Under the current tax incentive program, film, TV (including commercials and music videos) and digital-media projects can qualify for a base tax credit of 20 percent. Projects can also qualify for two additional bonuses, each worth an additional 5 percent in tax credits, for shooting during the off-season or applying for the family-friendly bonus. There’s also an exemption from Florida’s sales tax at the point of sale for qualifying production companies. The priority for qualifying/certifying projects for tax credit awards is determined on a first-come, first-served basis. For more information, visit http://www.filminflorida.com/ifi/incentives.asp.

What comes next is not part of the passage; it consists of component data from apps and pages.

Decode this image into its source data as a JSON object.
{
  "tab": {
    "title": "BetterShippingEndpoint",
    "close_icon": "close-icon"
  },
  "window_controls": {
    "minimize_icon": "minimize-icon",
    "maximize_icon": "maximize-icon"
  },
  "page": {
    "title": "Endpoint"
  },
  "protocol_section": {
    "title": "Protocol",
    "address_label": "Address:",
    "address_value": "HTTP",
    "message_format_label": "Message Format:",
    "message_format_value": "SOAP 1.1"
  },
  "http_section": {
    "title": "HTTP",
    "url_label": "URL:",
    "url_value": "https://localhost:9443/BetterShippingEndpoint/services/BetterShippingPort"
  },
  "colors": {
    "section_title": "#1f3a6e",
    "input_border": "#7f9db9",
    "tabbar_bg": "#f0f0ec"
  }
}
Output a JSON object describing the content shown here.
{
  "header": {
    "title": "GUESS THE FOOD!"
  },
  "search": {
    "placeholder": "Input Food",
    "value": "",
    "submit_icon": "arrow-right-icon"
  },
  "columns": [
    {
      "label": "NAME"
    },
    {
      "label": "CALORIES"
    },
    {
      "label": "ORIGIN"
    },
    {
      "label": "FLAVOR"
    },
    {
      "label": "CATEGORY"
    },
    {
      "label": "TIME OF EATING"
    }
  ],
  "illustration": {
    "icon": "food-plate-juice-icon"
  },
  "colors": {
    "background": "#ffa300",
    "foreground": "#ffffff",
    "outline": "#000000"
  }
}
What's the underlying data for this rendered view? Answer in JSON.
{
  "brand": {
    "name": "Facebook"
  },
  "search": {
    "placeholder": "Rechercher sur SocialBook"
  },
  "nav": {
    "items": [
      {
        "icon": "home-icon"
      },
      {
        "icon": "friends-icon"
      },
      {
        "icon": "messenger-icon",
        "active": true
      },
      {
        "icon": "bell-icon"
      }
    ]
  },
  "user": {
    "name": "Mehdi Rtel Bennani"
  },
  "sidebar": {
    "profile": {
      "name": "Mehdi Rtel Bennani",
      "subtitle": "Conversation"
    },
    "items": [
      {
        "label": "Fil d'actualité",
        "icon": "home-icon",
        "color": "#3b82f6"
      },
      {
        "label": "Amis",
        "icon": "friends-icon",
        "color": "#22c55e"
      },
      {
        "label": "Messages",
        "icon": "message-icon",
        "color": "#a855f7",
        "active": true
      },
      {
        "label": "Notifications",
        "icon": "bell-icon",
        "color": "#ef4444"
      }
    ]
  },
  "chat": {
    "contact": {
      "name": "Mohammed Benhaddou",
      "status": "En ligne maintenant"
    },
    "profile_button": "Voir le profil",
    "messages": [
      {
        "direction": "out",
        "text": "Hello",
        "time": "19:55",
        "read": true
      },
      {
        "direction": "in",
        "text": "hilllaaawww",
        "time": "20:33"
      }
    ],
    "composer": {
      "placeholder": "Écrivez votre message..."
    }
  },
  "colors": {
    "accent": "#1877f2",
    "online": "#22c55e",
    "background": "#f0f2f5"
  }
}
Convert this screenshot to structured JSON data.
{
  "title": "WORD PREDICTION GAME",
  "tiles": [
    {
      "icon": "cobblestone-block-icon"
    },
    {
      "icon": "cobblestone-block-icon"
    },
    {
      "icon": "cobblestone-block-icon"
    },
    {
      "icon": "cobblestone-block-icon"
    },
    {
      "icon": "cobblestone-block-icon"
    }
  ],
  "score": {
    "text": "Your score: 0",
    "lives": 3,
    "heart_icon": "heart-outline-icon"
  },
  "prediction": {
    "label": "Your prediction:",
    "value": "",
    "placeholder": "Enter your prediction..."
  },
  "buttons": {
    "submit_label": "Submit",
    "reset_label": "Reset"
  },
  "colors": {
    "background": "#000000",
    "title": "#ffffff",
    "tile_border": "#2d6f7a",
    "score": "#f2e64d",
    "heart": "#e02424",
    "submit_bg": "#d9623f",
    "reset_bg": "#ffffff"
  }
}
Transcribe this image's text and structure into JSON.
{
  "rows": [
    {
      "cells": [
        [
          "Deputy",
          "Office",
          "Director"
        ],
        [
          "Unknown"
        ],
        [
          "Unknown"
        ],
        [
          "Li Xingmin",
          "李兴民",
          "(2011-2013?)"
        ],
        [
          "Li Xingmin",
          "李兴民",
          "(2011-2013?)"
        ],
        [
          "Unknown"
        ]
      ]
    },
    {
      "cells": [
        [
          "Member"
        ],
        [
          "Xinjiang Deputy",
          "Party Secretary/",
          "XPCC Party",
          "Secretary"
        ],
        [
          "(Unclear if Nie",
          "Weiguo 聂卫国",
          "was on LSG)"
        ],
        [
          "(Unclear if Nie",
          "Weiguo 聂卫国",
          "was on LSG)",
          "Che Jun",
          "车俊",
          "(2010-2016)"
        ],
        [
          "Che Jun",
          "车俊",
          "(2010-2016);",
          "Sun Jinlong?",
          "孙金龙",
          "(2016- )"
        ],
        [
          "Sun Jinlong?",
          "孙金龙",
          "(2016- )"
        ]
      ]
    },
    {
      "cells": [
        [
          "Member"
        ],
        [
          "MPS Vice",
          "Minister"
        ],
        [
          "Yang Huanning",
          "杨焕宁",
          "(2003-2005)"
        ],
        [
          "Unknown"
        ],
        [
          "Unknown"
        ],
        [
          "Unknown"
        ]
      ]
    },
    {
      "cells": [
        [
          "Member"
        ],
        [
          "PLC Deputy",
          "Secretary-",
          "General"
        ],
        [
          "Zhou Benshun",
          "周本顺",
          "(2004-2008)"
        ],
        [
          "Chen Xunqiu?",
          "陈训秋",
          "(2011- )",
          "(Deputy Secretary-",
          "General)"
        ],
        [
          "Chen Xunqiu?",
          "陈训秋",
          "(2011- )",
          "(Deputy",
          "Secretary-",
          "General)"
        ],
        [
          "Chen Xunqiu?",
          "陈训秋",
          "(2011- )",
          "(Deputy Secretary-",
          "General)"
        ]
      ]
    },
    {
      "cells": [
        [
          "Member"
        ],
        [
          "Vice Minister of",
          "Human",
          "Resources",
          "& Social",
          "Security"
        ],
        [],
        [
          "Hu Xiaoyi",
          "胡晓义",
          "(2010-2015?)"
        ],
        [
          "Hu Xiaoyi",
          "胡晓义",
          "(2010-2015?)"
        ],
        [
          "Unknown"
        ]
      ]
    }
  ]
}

Florida is blessed with a wealth of beautiful locales, including sun-kissed beaches and the exotic small-town charms of the Florida Quays, and the Florida Office of Film & Entertainment offers an online production guide with extensive listings for the state’s top locations, producers, crews, studios, equipment, support services, post facilities and accommodations. Rock of Ages (featuring Tom Cruise), My Fair Lidy, Space Brothers, Finding Joy and Zero Energy America are just some of the films that have recently wrapped in Florida.
With a wide array of top production facilities, tax incentives, crew expertise and location features, producers and directors just can’t resist shooting in these four Southeast Atlantic states. And despite the ongoing global competition for production dollars, this region is holding its own on the cinematic playground.